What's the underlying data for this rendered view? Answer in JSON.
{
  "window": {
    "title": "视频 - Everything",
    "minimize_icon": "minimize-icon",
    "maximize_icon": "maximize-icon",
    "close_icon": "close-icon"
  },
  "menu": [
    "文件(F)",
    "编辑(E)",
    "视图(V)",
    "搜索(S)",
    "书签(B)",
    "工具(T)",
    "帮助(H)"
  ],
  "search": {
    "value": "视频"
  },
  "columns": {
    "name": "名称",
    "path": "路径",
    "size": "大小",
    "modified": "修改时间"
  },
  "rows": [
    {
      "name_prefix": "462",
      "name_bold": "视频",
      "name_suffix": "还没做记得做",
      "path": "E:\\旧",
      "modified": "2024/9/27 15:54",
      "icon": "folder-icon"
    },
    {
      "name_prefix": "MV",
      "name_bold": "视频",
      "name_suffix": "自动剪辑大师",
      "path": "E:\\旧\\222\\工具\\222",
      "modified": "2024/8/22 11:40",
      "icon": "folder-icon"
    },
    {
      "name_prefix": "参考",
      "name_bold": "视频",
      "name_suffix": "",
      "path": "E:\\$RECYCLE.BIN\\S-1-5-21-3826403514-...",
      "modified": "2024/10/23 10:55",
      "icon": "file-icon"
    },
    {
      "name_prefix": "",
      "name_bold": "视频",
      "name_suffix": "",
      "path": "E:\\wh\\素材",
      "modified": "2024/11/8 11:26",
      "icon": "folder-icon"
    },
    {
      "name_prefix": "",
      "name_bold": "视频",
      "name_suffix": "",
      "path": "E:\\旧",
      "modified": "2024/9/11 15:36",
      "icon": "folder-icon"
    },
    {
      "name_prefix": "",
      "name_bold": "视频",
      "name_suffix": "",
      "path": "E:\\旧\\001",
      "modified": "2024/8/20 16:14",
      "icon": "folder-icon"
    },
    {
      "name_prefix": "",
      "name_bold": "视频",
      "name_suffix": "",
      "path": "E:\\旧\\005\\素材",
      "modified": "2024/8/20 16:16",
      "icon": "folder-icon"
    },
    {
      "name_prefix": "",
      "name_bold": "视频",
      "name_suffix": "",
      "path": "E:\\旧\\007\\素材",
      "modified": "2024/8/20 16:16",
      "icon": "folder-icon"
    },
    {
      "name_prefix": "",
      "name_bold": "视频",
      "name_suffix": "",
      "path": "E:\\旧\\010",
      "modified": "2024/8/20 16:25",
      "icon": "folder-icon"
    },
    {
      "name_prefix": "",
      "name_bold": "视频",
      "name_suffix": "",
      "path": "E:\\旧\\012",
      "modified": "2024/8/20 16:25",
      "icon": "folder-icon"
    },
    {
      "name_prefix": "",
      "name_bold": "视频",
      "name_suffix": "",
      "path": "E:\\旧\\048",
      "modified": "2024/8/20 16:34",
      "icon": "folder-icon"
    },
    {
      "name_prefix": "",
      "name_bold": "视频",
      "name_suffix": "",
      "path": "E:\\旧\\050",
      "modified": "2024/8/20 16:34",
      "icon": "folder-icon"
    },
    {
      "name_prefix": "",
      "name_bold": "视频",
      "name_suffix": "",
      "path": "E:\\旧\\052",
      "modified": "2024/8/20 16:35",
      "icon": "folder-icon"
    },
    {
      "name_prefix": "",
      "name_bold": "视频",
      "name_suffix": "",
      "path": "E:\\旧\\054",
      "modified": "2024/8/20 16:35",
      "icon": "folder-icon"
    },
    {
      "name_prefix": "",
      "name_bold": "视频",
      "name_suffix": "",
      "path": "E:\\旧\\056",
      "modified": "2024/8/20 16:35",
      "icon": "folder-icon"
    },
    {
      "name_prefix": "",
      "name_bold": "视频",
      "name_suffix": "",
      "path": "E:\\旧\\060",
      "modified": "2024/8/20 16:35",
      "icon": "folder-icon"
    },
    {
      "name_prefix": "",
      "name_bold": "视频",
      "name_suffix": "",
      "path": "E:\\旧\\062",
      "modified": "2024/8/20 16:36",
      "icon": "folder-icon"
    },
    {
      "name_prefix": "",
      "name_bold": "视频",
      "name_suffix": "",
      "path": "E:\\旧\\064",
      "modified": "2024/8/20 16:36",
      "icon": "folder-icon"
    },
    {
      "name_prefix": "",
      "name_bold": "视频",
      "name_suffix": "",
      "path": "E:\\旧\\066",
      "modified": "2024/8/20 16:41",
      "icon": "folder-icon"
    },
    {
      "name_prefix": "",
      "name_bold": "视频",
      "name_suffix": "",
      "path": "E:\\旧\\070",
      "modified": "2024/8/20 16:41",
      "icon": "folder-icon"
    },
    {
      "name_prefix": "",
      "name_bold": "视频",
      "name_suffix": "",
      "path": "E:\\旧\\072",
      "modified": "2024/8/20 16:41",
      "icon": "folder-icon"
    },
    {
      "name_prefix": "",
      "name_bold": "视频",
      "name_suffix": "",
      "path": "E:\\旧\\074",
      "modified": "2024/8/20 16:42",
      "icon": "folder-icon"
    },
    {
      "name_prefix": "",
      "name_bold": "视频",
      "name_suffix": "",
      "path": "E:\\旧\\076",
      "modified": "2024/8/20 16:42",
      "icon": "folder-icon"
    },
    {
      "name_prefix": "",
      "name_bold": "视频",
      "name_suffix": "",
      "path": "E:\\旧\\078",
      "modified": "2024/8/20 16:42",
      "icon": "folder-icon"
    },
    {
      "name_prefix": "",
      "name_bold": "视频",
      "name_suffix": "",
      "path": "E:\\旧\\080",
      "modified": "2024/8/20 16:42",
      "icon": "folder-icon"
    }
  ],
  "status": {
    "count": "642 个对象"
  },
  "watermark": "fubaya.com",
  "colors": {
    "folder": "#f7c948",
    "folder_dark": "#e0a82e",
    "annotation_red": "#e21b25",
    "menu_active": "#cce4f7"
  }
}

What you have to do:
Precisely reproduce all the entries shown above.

Answer for this exercise:
What's the underlying data for this rendered view? Answer in JSON.
{
  "window": {
    "title": "视频 - Everything",
    "minimize_icon": "minimize-icon",
    "maximize_icon": "maximize-icon",
    "close_icon": "close-icon"
  },
  "menu": [
    "文件(F)",
    "编辑(E)",
    "视图(V)",
    "搜索(S)",
    "书签(B)",
    "工具(T)",
    "帮助(H)"
  ],
  "search": {
    "value": "视频"
  },
  "columns": {
    "name": "名称",
    "path": "路径",
    "size": "大小",
    "modified": "修改时间"
  },
  "rows": [
    {
      "name_prefix": "462",
      "name_bold": "视频",
      "name_suffix": "还没做记得做",
      "path": "E:\\旧",
      "modified": "2024/9/27 15:54",
      "icon": "folder-icon"
    },
    {
      "name_prefix": "MV",
      "name_bold": "视频",
      "name_suffix": "自动剪辑大师",
      "path": "E:\\旧\\222\\工具\\222",
      "modified": "2024/8/22 11:40",
      "icon": "folder-icon"
    },
    {
      "name_prefix": "参考",
      "name_bold": "视频",
      "name_suffix": "",
      "path": "E:\\$RECYCLE.BIN\\S-1-5-21-3826403514-...",
      "modified": "2024/10/23 10:55",
      "icon": "file-icon"
    },
    {
      "name_prefix": "",
      "name_bold": "视频",
      "name_suffix": "",
      "path": "E:\\wh\\素材",
      "modified": "2024/11/8 11:26",
      "icon": "folder-icon"
    },
    {
      "name_prefix": "",
      "name_bold": "视频",
      "name_suffix": "",
      "path": "E:\\旧",
      "modified": "2024/9/11 15:36",
      "icon": "folder-icon"
    },
    {
      "name_prefix": "",
      "name_bold": "视频",
      "name_suffix": "",
      "path": "E:\\旧\\001",
      "modified": "2024/8/20 16:14",
      "icon": "folder-icon"
    },
    {
      "name_prefix": "",
      "name_bold": "视频",
      "name_suffix": "",
      "path": "E:\\旧\\005\\素材",
      "modified": "2024/8/20 16:16",
      "icon": "folder-icon"
    },
    {
      "name_prefix": "",
      "name_bold": "视频",
      "name_suffix": "",
      "path": "E:\\旧\\007\\素材",
      "modified": "2024/8/20 16:16",
      "icon": "folder-icon"
    },
    {
      "name_prefix": "",
      "name_bold": "视频",
      "name_suffix": "",
      "path": "E:\\旧\\010",
      "modified": "2024/8/20 16:25",
      "icon": "folder-icon"
    },
    {
      "name_prefix": "",
      "name_bold": "视频",
      "name_suffix": "",
      "path": "E:\\旧\\012",
      "modified": "2024/8/20 16:25",
      "icon": "folder-icon"
    },
    {
      "name_prefix": "",
      "name_bold": "视频",
      "name_suffix": "",
      "path": "E:\\旧\\048",
      "modified": "2024/8/20 16:34",
      "icon": "folder-icon"
    },
    {
      "name_prefix": "",
      "name_bold": "视频",
      "name_suffix": "",
      "path": "E:\\旧\\050",
      "modified": "2024/8/20 16:34",
      "icon": "folder-icon"
    },
    {
      "name_prefix": "",
      "name_bold": "视频",
      "name_suffix": "",
      "path": "E:\\旧\\052",
      "modified": "2024/8/20 16:35",
      "icon": "folder-icon"
    },
    {
      "name_prefix": "",
      "name_bold": "视频",
      "name_suffix": "",
      "path": "E:\\旧\\054",
      "modified": "2024/8/20 16:35",
      "icon": "folder-icon"
    },
    {
      "name_prefix": "",
      "name_bold": "视频",
      "name_suffix": "",
      "path": "E:\\旧\\056",
      "modified": "2024/8/20 16:35",
      "icon": "folder-icon"
    },
    {
      "name_prefix": "",
      "name_bold": "视频",
      "name_suffix": "",
      "path": "E:\\旧\\060",
      "modified": "2024/8/20 16:35",
      "icon": "folder-icon"
    },
    {
      "name_prefix": "",
      "name_bold": "视频",
      "name_suffix": "",
      "path": "E:\\旧\\062",
      "modified": "2024/8/20 16:36",
      "icon": "folder-icon"
    },
    {
      "name_prefix": "",
      "name_bold": "视频",
      "name_suffix": "",
      "path": "E:\\旧\\064",
      "modified": "2024/8/20 16:36",
      "icon": "folder-icon"
    },
    {
      "name_prefix": "",
      "name_bold": "视频",
      "name_suffix": "",
      "path": "E:\\旧\\066",
      "modified": "2024/8/20 16:41",
      "icon": "folder-icon"
    },
    {
      "name_prefix": "",
      "name_bold": "视频",
      "name_suffix": "",
      "path": "E:\\旧\\070",
      "modified": "2024/8/20 16:41",
      "icon": "folder-icon"
    },
    {
      "name_prefix": "",
      "name_bold": "视频",
      "name_suffix": "",
      "path": "E:\\旧\\072",
      "modified": "2024/8/20 16:41",
      "icon": "folder-icon"
    },
    {
      "name_prefix": "",
      "name_bold": "视频",
      "name_suffix": "",
      "path": "E:\\旧\\074",
      "modified": "2024/8/20 16:42",
      "icon": "folder-icon"
    },
    {
      "name_prefix": "",
      "name_bold": "视频",
      "name_suffix": "",
      "path": "E:\\旧\\076",
      "modified": "2024/8/20 16:42",
      "icon": "folder-icon"
    },
    {
      "name_prefix": "",
      "name_bold": "视频",
      "name_suffix": "",
      "path": "E:\\旧\\078",
      "modified": "2024/8/20 16:42",
      "icon": "folder-icon"
    },
    {
      "name_prefix": "",
      "name_bold": "视频",
      "name_suffix": "",
      "path": "E:\\旧\\080",
      "modified": "2024/8/20 16:42",
      "icon": "folder-icon"
    }
  ],
  "status": {
    "count": "642 个对象"
  },
  "watermark": "fubaya.com",
  "colors": {
    "folder": "#f7c948",
    "folder_dark": "#e0a82e",
    "annotation_red": "#e21b25",
    "menu_active": "#cce4f7"
  }
}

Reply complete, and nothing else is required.